(RECORDS SUPPLIED)

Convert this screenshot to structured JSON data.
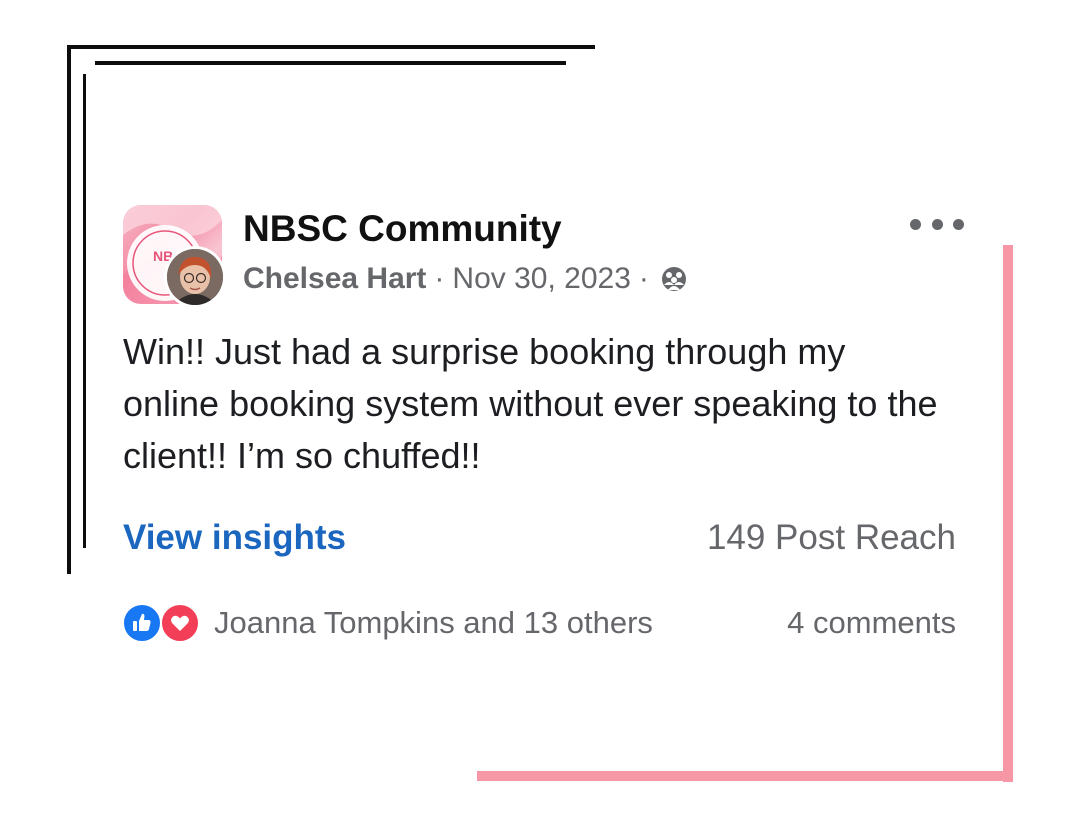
{
  "post": {
    "group_name": "NBSC Community",
    "author": "Chelsea Hart",
    "separator": "·",
    "date": "Nov 30, 2023",
    "privacy_icon": "members-icon",
    "text": "Win!! Just had a surprise booking through my online booking system without ever speaking to the client!! I’m so chuffed!!",
    "avatar_logo_text": "NB"
  },
  "insights": {
    "link_label": "View insights",
    "reach": "149 Post Reach"
  },
  "reactions": {
    "icons": [
      "like-icon",
      "love-icon"
    ],
    "summary": "Joanna Tompkins and 13 others",
    "comments": "4 comments"
  },
  "colors": {
    "link_blue": "#1b67bf",
    "muted_gray": "#65676b",
    "accent_pink": "#f797a6",
    "like_blue": "#1877f2",
    "love_red": "#f33e58"
  }
}
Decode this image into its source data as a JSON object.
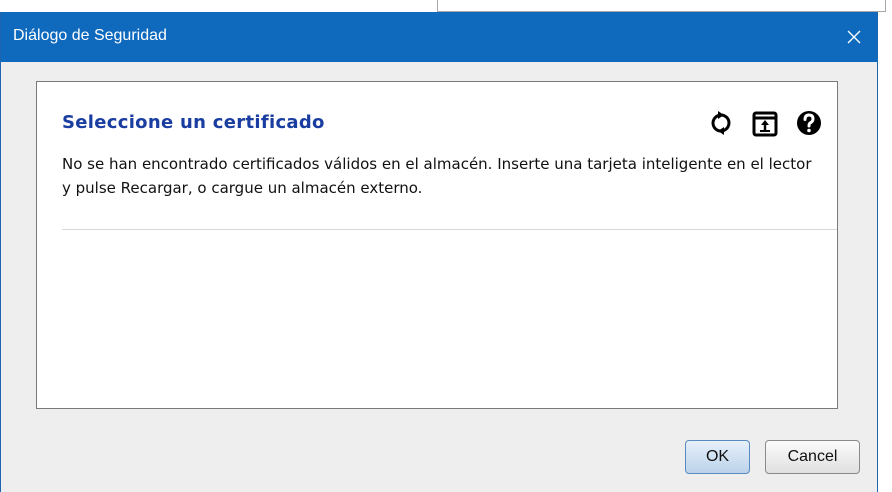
{
  "window": {
    "title": "Diálogo de Seguridad",
    "close_icon": "close-icon"
  },
  "panel": {
    "heading": "Seleccione un certificado",
    "message": "No se han encontrado certificados válidos en el almacén. Inserte una tarjeta inteligente en el lector y pulse Recargar, o cargue un almacén externo.",
    "toolbar": [
      {
        "icon": "reload-icon"
      },
      {
        "icon": "open-store-icon"
      },
      {
        "icon": "help-icon"
      }
    ]
  },
  "buttons": {
    "ok_label": "OK",
    "cancel_label": "Cancel"
  },
  "colors": {
    "titlebar": "#0f69bd",
    "heading": "#1a3da1",
    "dialog_bg": "#eeeeee"
  }
}
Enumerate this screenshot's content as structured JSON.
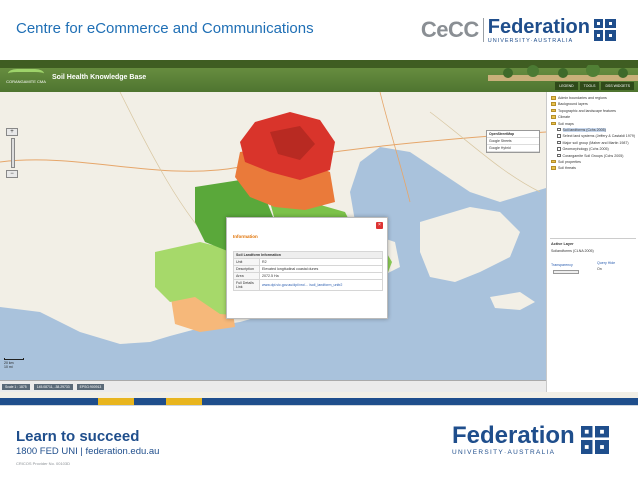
{
  "slide": {
    "title": "Centre for eCommerce and Communications",
    "logo_cecc": "CeCC",
    "logo_federation": "Federation",
    "logo_university": "UNIVERSITY·AUSTRALIA"
  },
  "app": {
    "logo_text": "CORANGAMITE CMA",
    "title": "Soil Health Knowledge Base",
    "nav": [
      "LEGEND",
      "TOOLS",
      "DSS WIDGETS"
    ]
  },
  "map": {
    "zoom_in": "+",
    "zoom_out": "−",
    "base_layers": [
      {
        "label": "OpenStreetMap",
        "selected": true
      },
      {
        "label": "Google Streets",
        "selected": false
      },
      {
        "label": "Google Hybrid",
        "selected": false
      }
    ],
    "scale_labels": [
      "20 km",
      "10 mi"
    ],
    "attribution": "© OpenStreetMap contributors",
    "status": [
      "Scale 1 : 1875",
      "145.08711, -38.29733",
      "EPSG:900913"
    ],
    "colors": {
      "sea": "#a9c2dc",
      "land": "#f2efe6",
      "soil_red": "#d9342b",
      "soil_orange": "#ea7a3a",
      "soil_green_dark": "#5aa83a",
      "soil_green_light": "#a6d96a",
      "soil_peach": "#f6b87a"
    }
  },
  "popup": {
    "title": "Information",
    "close": "×",
    "table_header": "Soil Landform Information",
    "rows": [
      {
        "key": "Unit",
        "value": "R2"
      },
      {
        "key": "Description",
        "value": "Elevated longitudinal coastal dunes"
      },
      {
        "key": "Area",
        "value": "2072.5 Ha"
      },
      {
        "key": "Full Details Link",
        "value": "www.dpi.vic.gov.au/dpi/vro/... /soil_landform_unitr2"
      }
    ]
  },
  "sidebar": {
    "tree": [
      {
        "label": "Admin boundaries and regions",
        "type": "folder",
        "level": 0,
        "selected": false
      },
      {
        "label": "Background layers",
        "type": "folder",
        "level": 0,
        "selected": false
      },
      {
        "label": "Topographic and landscape features",
        "type": "folder",
        "level": 0,
        "selected": false
      },
      {
        "label": "Climate",
        "type": "folder",
        "level": 0,
        "selected": false
      },
      {
        "label": "Soil maps",
        "type": "folder",
        "level": 0,
        "selected": false
      },
      {
        "label": "Soil landforms (Cchs 2005)",
        "type": "check",
        "level": 1,
        "selected": true
      },
      {
        "label": "Select land systems (Jeffery & Castaldi 1979)",
        "type": "check",
        "level": 1,
        "selected": false
      },
      {
        "label": "Major soil group (Maher and Martin 1987)",
        "type": "check",
        "level": 1,
        "selected": false
      },
      {
        "label": "Geomorphology (Cchs 2005)",
        "type": "check",
        "level": 1,
        "selected": false
      },
      {
        "label": "Corangamite Soil Groups (Cchs 2005)",
        "type": "check",
        "level": 1,
        "selected": false
      },
      {
        "label": "Soil properties",
        "type": "folder",
        "level": 0,
        "selected": false
      },
      {
        "label": "Soil threats",
        "type": "folder",
        "level": 0,
        "selected": false
      }
    ],
    "active_layer_heading": "Active Layer",
    "active_layer_value": "Soilandforms (CLNA 2005)",
    "transparency_label": "Transparency",
    "query_label": "Query Hide",
    "query_value": "On"
  },
  "footer": {
    "learn": "Learn to succeed",
    "contact": "1800 FED UNI | federation.edu.au",
    "cricos": "CRICOS Provider No. 00103D",
    "logo_federation": "Federation",
    "logo_university": "UNIVERSITY·AUSTRALIA",
    "band_colors": [
      "#1f4e8c",
      "#e8b51e",
      "#1f4e8c",
      "#e8b51e",
      "#1f4e8c"
    ]
  }
}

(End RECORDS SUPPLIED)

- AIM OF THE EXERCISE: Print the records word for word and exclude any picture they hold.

- EXPECTED ANSWER:
Convert this screenshot to structured JSON data.
{
  "post": {
    "group_name": "NBSC Community",
    "author": "Chelsea Hart",
    "separator": "·",
    "date": "Nov 30, 2023",
    "privacy_icon": "members-icon",
    "text": "Win!! Just had a surprise booking through my online booking system without ever speaking to the client!! I’m so chuffed!!",
    "avatar_logo_text": "NB"
  },
  "insights": {
    "link_label": "View insights",
    "reach": "149 Post Reach"
  },
  "reactions": {
    "icons": [
      "like-icon",
      "love-icon"
    ],
    "summary": "Joanna Tompkins and 13 others",
    "comments": "4 comments"
  },
  "colors": {
    "link_blue": "#1b67bf",
    "muted_gray": "#65676b",
    "accent_pink": "#f797a6",
    "like_blue": "#1877f2",
    "love_red": "#f33e58"
  }
}
Decode this image into its source data as a JSON object.
{
  "window": {
    "title": "Diálogo de Seguridad",
    "close_icon": "close-icon"
  },
  "panel": {
    "heading": "Seleccione un certificado",
    "message": "No se han encontrado certificados válidos en el almacén. Inserte una tarjeta inteligente en el lector y pulse Recargar, o cargue un almacén externo.",
    "toolbar": [
      {
        "icon": "reload-icon"
      },
      {
        "icon": "open-store-icon"
      },
      {
        "icon": "help-icon"
      }
    ]
  },
  "buttons": {
    "ok_label": "OK",
    "cancel_label": "Cancel"
  },
  "colors": {
    "titlebar": "#0f69bd",
    "heading": "#1a3da1",
    "dialog_bg": "#eeeeee"
  }
}
Enumerate this screenshot's content as structured JSON.
{
  "slide": {
    "title": "Centre for eCommerce and Communications",
    "logo_cecc": "CeCC",
    "logo_federation": "Federation",
    "logo_university": "UNIVERSITY·AUSTRALIA"
  },
  "app": {
    "logo_text": "CORANGAMITE CMA",
    "title": "Soil Health Knowledge Base",
    "nav": [
      "LEGEND",
      "TOOLS",
      "DSS WIDGETS"
    ]
  },
  "map": {
    "zoom_in": "+",
    "zoom_out": "−",
    "base_layers": [
      {
        "label": "OpenStreetMap",
        "selected": true
      },
      {
        "label": "Google Streets",
        "selected": false
      },
      {
        "label": "Google Hybrid",
        "selected": false
      }
    ],
    "scale_labels": [
      "20 km",
      "10 mi"
    ],
    "attribution": "© OpenStreetMap contributors",
    "status": [
      "Scale 1 : 1875",
      "145.08711, -38.29733",
      "EPSG:900913"
    ],
    "colors": {
      "sea": "#a9c2dc",
      "land": "#f2efe6",
      "soil_red": "#d9342b",
      "soil_orange": "#ea7a3a",
      "soil_green_dark": "#5aa83a",
      "soil_green_light": "#a6d96a",
      "soil_peach": "#f6b87a"
    }
  },
  "popup": {
    "title": "Information",
    "close": "×",
    "table_header": "Soil Landform Information",
    "rows": [
      {
        "key": "Unit",
        "value": "R2"
      },
      {
        "key": "Description",
        "value": "Elevated longitudinal coastal dunes"
      },
      {
        "key": "Area",
        "value": "2072.5 Ha"
      },
      {
        "key": "Full Details Link",
        "value": "www.dpi.vic.gov.au/dpi/vro/... /soil_landform_unitr2"
      }
    ]
  },
  "sidebar": {
    "tree": [
      {
        "label": "Admin boundaries and regions",
        "type": "folder",
        "level": 0,
        "selected": false
      },
      {
        "label": "Background layers",
        "type": "folder",
        "level": 0,
        "selected": false
      },
      {
        "label": "Topographic and landscape features",
        "type": "folder",
        "level": 0,
        "selected": false
      },
      {
        "label": "Climate",
        "type": "folder",
        "level": 0,
        "selected": false
      },
      {
        "label": "Soil maps",
        "type": "folder",
        "level": 0,
        "selected": false
      },
      {
        "label": "Soil landforms (Cchs 2005)",
        "type": "check",
        "level": 1,
        "selected": true
      },
      {
        "label": "Select land systems (Jeffery & Castaldi 1979)",
        "type": "check",
        "level": 1,
        "selected": false
      },
      {
        "label": "Major soil group (Maher and Martin 1987)",
        "type": "check",
        "level": 1,
        "selected": false
      },
      {
        "label": "Geomorphology (Cchs 2005)",
        "type": "check",
        "level": 1,
        "selected": false
      },
      {
        "label": "Corangamite Soil Groups (Cchs 2005)",
        "type": "check",
        "level": 1,
        "selected": false
      },
      {
        "label": "Soil properties",
        "type": "folder",
        "level": 0,
        "selected": false
      },
      {
        "label": "Soil threats",
        "type": "folder",
        "level": 0,
        "selected": false
      }
    ],
    "active_layer_heading": "Active Layer",
    "active_layer_value": "Soilandforms (CLNA 2005)",
    "transparency_label": "Transparency",
    "query_label": "Query Hide",
    "query_value": "On"
  },
  "footer": {
    "learn": "Learn to succeed",
    "contact": "1800 FED UNI | federation.edu.au",
    "cricos": "CRICOS Provider No. 00103D",
    "logo_federation": "Federation",
    "logo_university": "UNIVERSITY·AUSTRALIA",
    "band_colors": [
      "#1f4e8c",
      "#e8b51e",
      "#1f4e8c",
      "#e8b51e",
      "#1f4e8c"
    ]
  }
}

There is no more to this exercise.